DiverseCity offers newcomers to Canada (including international students living in Surrey, Langley, White Rock, and Delta) a variety of no-cost, multilingual programs and services, including counselling, citizenship preparation, and assistance with employment.


MOSAIC has locations throughout BC, offering settlement, language, and counselling support services to immigrants and refugees. They have a free International Student Safety Guide available on their website and offer Peer Cafes focused on increasing awareness around sexual assault.


BC is generally a very safe place to live. It is still important to be aware of your surroundings and follow some general safety tips:

  • Never open your door to strangers.
  • Make sure that doors and windows are securely locked at night or when you leave.
  • Travel with a friend whenever you can and always plan ahead and get directions to where you are going before you leave.
  • Make sure to keep all valuables such as passport, credit cards, and wallet in a safe and secure place. Never leave them unattended. It is also a good idea to write down all of your credit card and passport contact numbers. Keep your list in a safe place so that if they do get lost or stolen you can quickly call them in to cancel and replace them.
  • If you plan on going to parties on or off campus please party safely and avoid excessive use of alcohol or taking drugs. Always make sure that one person in your group stays sober to help get everyone home safely.
  • Keep a list of local taxis, ride hailing, and non-emergency numbers such as campus security with you.
  • If you travel by bus a lot make sure to always have a current bus schedule with you so that you can safely plan your route.

Many institutions have security and “Safewalk” programs to help make sure you stay safe on campus. These services are often available 24 hours a day, seven days a week.
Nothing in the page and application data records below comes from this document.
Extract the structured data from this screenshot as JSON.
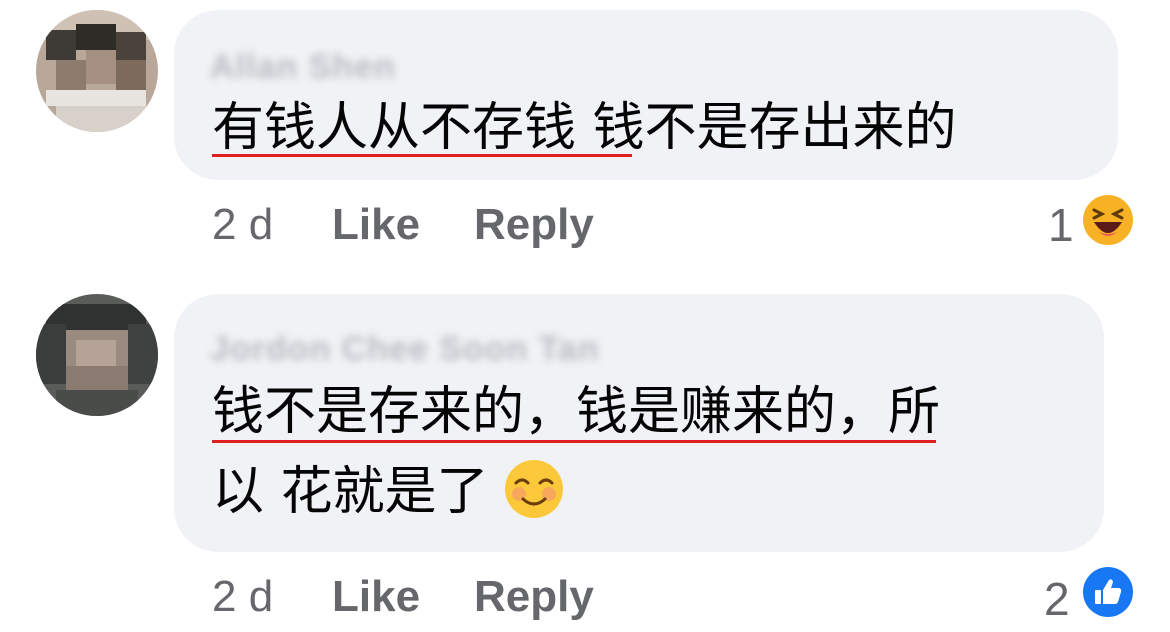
{
  "comments": [
    {
      "author": "Allan Shen",
      "text_lines": [
        "有钱人从不存钱 钱不是存出来的"
      ],
      "time": "2 d",
      "like_label": "Like",
      "reply_label": "Reply",
      "reaction_count": "1",
      "reaction_icon": "haha-icon"
    },
    {
      "author": "Jordon Chee Soon Tan",
      "text_lines": [
        "钱不是存来的，钱是赚来的，所",
        "以 花就是了"
      ],
      "inline_emoji": "smiling-blush-emoji",
      "time": "2 d",
      "like_label": "Like",
      "reply_label": "Reply",
      "reaction_count": "2",
      "reaction_icon": "like-icon"
    }
  ],
  "colors": {
    "bubble": "#f0f2f5",
    "meta_text": "#65676b",
    "underline": "#e02020",
    "like_blue": "#1877f2",
    "haha_yellow": "#f7b125"
  }
}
Visit your campus security or the international education office at your institutions for more information.

Frauds and scams

There are many scams targeted at students, and you can be particularly vulnerable as an international student in a new country. No one from any Government agencies, such as the Canada Revenue Agency (CRA), Immigration, Refugee and Citizenship Canada (IRCC), Service Canada, Royal Canadian Mounted Police (RCMP), or Canada Security and Intelligence Services (CSIS), will ever contact you to ask for money, especially in the form of Bitcoin or gift cards.

Many scams and frauds attempt to imitate government services in order to gain access to your personal and financial information. It may be a scam if someone is:

  • Demanding immediate payment
  • Requesting payment with cryptocurrency or gift cards
  • Using threatening language
  • Sending you a link to click on
  • Asking for personal or financial information

Types of Government of Canada related scams and fraud

  • Phone call scams
  • Prepaid cards, bitcoin, e-transfer payment scams
  • Email scams
  • Text messages/instant messaging scams
  • Mail scams
  • Common scams aimed at newcomers to Canada

The RCMP website, Canadian Anti-Fraud Centre, and Canada Revenue Agency have valuable tips on how to protect yourself.

If you suspect a phone call, email, rental, job offer, or anything else may be a scam, or if you have been the victim of a scam, you can safely report the incident to police and the Anti-Fraud Centre. You can also contact your post-secondary institution’s international student advisors for advice and assistance. Visit to learn more about avoiding scams as an international student.